Germany's incredible shrinking trade surplus
Germany's once-massive trade surplus has all but melted away, as a result of surging energy costs and the weak economies of its main European trade partners.
Why it matters: The declining surplus shows how disruptions over the last year — Russia's invasion of Ukraine, the related energy shock, and China's COVID lockdowns — are upending the basic rules of how the global economy has worked in recent decades.
Driving the news: Europe's exporting superpower saw its trade surplus slip to €1.22 billion euros in August, the lowest level in over a decade, according to recent data.
What they're saying: "The war in Ukraine has succeeded in delivering what nothing else had managed before: letting the notorious German trade surplus disappear," wrote Carsten Brzeski, head of global macro at ING.
- "Unfortunately, it is not a ‘good’ disappearing of the trade surplus, driven by stronger domestic demand but rather a ‘bad’ disappearing, driven by high energy prices and structurally weaker exports."
What to watch: Whether this is a moment in which Germany reconsiders the way its economy is structured.
- Since the early 1990s, Europe's largest economy has relied on exports to provide growth, and has been criticized for designing its economy to skimp on domestic investment and consumption in order to prioritize exports.
- Critics including Ben Bernanke say Germany has kept wages too low (limiting consumer spending), and that the government hasn't spent enough to boost the economy.

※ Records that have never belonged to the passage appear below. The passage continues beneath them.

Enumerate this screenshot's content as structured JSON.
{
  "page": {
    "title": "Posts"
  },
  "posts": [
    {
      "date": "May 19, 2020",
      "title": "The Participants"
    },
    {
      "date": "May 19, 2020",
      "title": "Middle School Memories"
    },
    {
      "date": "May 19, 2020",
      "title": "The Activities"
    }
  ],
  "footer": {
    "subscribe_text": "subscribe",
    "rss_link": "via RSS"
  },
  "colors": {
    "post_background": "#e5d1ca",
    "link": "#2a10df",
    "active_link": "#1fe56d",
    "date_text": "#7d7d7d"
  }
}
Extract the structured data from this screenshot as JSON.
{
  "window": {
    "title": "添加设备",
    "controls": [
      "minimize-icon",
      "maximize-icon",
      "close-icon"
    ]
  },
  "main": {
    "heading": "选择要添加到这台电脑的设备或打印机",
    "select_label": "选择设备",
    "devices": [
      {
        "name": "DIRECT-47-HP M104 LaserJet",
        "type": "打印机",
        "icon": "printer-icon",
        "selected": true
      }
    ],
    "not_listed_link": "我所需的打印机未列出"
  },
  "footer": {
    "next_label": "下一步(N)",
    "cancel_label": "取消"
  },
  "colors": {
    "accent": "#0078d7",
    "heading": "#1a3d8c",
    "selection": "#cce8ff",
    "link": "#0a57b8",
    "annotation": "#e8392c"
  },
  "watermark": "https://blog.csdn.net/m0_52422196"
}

- Berlin could now be forced to hike domestic spending and government investment to avoid a deep and painful recession.